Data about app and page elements
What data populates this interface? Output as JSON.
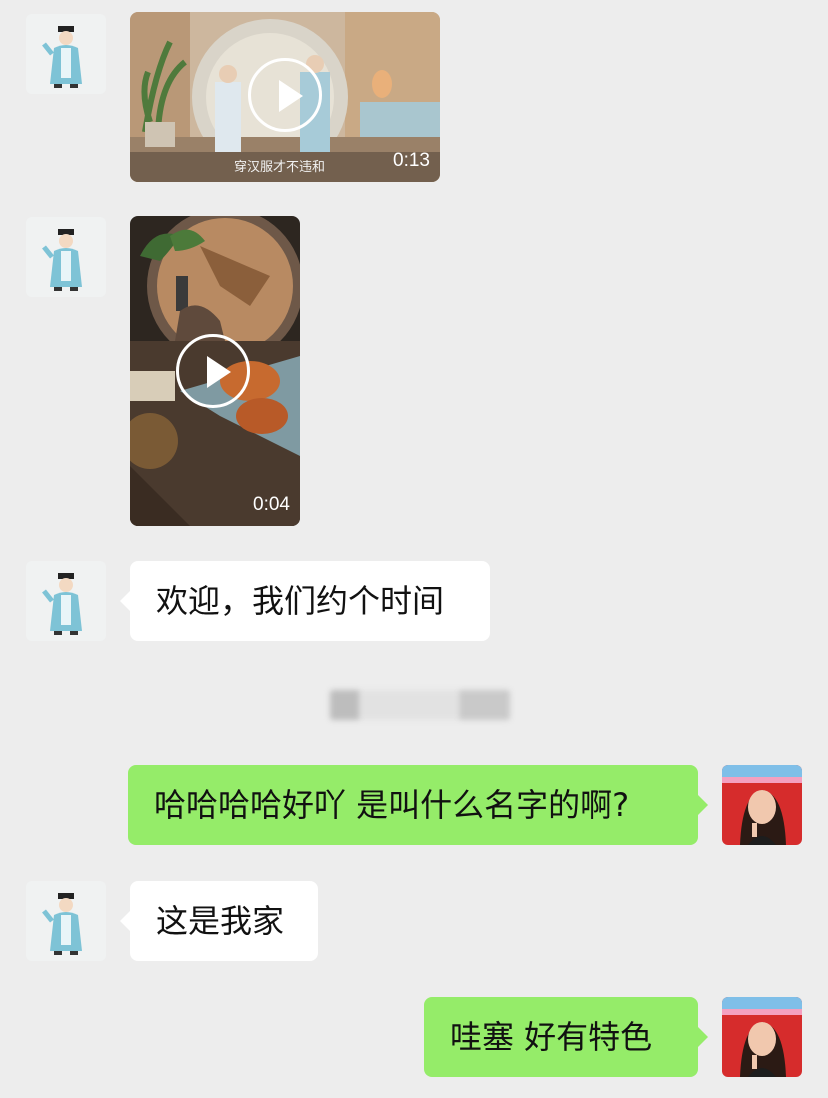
{
  "messages": [
    {
      "video_duration": "0:13",
      "video_caption": "穿汉服才不违和"
    },
    {
      "video_duration": "0:04"
    },
    {
      "text": "欢迎，我们约个时间"
    },
    {
      "text": "哈哈哈哈好吖  是叫什么名字的啊?"
    },
    {
      "text": "这是我家"
    },
    {
      "text": "哇塞  好有特色"
    }
  ],
  "icons": {
    "play": "play-icon"
  },
  "colors": {
    "background": "#ededed",
    "incoming_bubble": "#ffffff",
    "outgoing_bubble": "#95ec69"
  }
}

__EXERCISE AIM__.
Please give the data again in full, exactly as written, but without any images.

__EXERCISE RESPONSE__.
What data populates this interface? Output as JSON.
{
  "messages": [
    {
      "video_duration": "0:13",
      "video_caption": "穿汉服才不违和"
    },
    {
      "video_duration": "0:04"
    },
    {
      "text": "欢迎，我们约个时间"
    },
    {
      "text": "哈哈哈哈好吖  是叫什么名字的啊?"
    },
    {
      "text": "这是我家"
    },
    {
      "text": "哇塞  好有特色"
    }
  ],
  "icons": {
    "play": "play-icon"
  },
  "colors": {
    "background": "#ededed",
    "incoming_bubble": "#ffffff",
    "outgoing_bubble": "#95ec69"
  }
}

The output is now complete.